* Exercise instructions
The entries are to be output once more, word for word.
====== Exercise data
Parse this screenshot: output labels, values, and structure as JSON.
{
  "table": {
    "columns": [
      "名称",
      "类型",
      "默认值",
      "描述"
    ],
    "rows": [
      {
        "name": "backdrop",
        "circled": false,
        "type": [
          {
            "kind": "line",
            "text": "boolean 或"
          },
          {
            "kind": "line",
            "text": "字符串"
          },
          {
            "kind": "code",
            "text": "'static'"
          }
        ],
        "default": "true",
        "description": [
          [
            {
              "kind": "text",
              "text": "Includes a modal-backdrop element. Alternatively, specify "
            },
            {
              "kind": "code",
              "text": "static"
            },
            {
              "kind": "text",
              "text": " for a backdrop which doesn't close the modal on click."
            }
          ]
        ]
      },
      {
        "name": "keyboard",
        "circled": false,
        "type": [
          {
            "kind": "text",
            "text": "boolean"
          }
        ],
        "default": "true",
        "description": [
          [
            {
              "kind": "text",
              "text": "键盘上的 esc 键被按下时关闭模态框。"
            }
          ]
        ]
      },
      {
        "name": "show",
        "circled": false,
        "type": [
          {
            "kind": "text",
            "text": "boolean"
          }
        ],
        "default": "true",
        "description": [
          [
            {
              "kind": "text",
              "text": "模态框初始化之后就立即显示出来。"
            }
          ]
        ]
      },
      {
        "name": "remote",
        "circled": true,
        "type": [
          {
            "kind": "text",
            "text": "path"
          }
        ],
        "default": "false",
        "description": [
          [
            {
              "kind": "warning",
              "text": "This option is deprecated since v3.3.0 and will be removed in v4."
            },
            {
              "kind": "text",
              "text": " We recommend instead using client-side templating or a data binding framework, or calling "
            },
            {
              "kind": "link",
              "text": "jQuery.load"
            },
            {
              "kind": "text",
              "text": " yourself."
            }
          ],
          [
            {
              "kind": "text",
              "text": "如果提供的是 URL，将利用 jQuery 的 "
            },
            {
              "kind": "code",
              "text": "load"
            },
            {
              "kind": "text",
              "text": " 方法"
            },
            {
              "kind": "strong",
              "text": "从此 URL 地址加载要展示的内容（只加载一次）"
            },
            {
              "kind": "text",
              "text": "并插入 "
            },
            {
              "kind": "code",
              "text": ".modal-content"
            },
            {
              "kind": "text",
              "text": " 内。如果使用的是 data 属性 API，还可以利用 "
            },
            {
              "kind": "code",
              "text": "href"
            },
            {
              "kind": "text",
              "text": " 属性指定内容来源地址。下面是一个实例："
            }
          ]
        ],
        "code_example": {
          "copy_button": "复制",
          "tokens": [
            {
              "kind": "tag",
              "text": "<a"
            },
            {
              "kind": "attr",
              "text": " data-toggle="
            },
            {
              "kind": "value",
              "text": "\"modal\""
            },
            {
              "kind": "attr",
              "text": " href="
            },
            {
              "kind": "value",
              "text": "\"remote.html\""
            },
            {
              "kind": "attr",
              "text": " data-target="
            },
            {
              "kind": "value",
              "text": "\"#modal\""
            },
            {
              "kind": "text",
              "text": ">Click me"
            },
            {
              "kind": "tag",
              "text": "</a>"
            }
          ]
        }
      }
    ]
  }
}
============
* Solution for this exercise
Parse this screenshot: output labels, values, and structure as JSON.
{
  "table": {
    "columns": [
      "名称",
      "类型",
      "默认值",
      "描述"
    ],
    "rows": [
      {
        "name": "backdrop",
        "circled": false,
        "type": [
          {
            "kind": "line",
            "text": "boolean 或"
          },
          {
            "kind": "line",
            "text": "字符串"
          },
          {
            "kind": "code",
            "text": "'static'"
          }
        ],
        "default": "true",
        "description": [
          [
            {
              "kind": "text",
              "text": "Includes a modal-backdrop element. Alternatively, specify "
            },
            {
              "kind": "code",
              "text": "static"
            },
            {
              "kind": "text",
              "text": " for a backdrop which doesn't close the modal on click."
            }
          ]
        ]
      },
      {
        "name": "keyboard",
        "circled": false,
        "type": [
          {
            "kind": "text",
            "text": "boolean"
          }
        ],
        "default": "true",
        "description": [
          [
            {
              "kind": "text",
              "text": "键盘上的 esc 键被按下时关闭模态框。"
            }
          ]
        ]
      },
      {
        "name": "show",
        "circled": false,
        "type": [
          {
            "kind": "text",
            "text": "boolean"
          }
        ],
        "default": "true",
        "description": [
          [
            {
              "kind": "text",
              "text": "模态框初始化之后就立即显示出来。"
            }
          ]
        ]
      },
      {
        "name": "remote",
        "circled": true,
        "type": [
          {
            "kind": "text",
            "text": "path"
          }
        ],
        "default": "false",
        "description": [
          [
            {
              "kind": "warning",
              "text": "This option is deprecated since v3.3.0 and will be removed in v4."
            },
            {
              "kind": "text",
              "text": " We recommend instead using client-side templating or a data binding framework, or calling "
            },
            {
              "kind": "link",
              "text": "jQuery.load"
            },
            {
              "kind": "text",
              "text": " yourself."
            }
          ],
          [
            {
              "kind": "text",
              "text": "如果提供的是 URL，将利用 jQuery 的 "
            },
            {
              "kind": "code",
              "text": "load"
            },
            {
              "kind": "text",
              "text": " 方法"
            },
            {
              "kind": "strong",
              "text": "从此 URL 地址加载要展示的内容（只加载一次）"
            },
            {
              "kind": "text",
              "text": "并插入 "
            },
            {
              "kind": "code",
              "text": ".modal-content"
            },
            {
              "kind": "text",
              "text": " 内。如果使用的是 data 属性 API，还可以利用 "
            },
            {
              "kind": "code",
              "text": "href"
            },
            {
              "kind": "text",
              "text": " 属性指定内容来源地址。下面是一个实例："
            }
          ]
        ],
        "code_example": {
          "copy_button": "复制",
          "tokens": [
            {
              "kind": "tag",
              "text": "<a"
            },
            {
              "kind": "attr",
              "text": " data-toggle="
            },
            {
              "kind": "value",
              "text": "\"modal\""
            },
            {
              "kind": "attr",
              "text": " href="
            },
            {
              "kind": "value",
              "text": "\"remote.html\""
            },
            {
              "kind": "attr",
              "text": " data-target="
            },
            {
              "kind": "value",
              "text": "\"#modal\""
            },
            {
              "kind": "text",
              "text": ">Click me"
            },
            {
              "kind": "tag",
              "text": "</a>"
            }
          ]
        }
      }
    ]
  }
}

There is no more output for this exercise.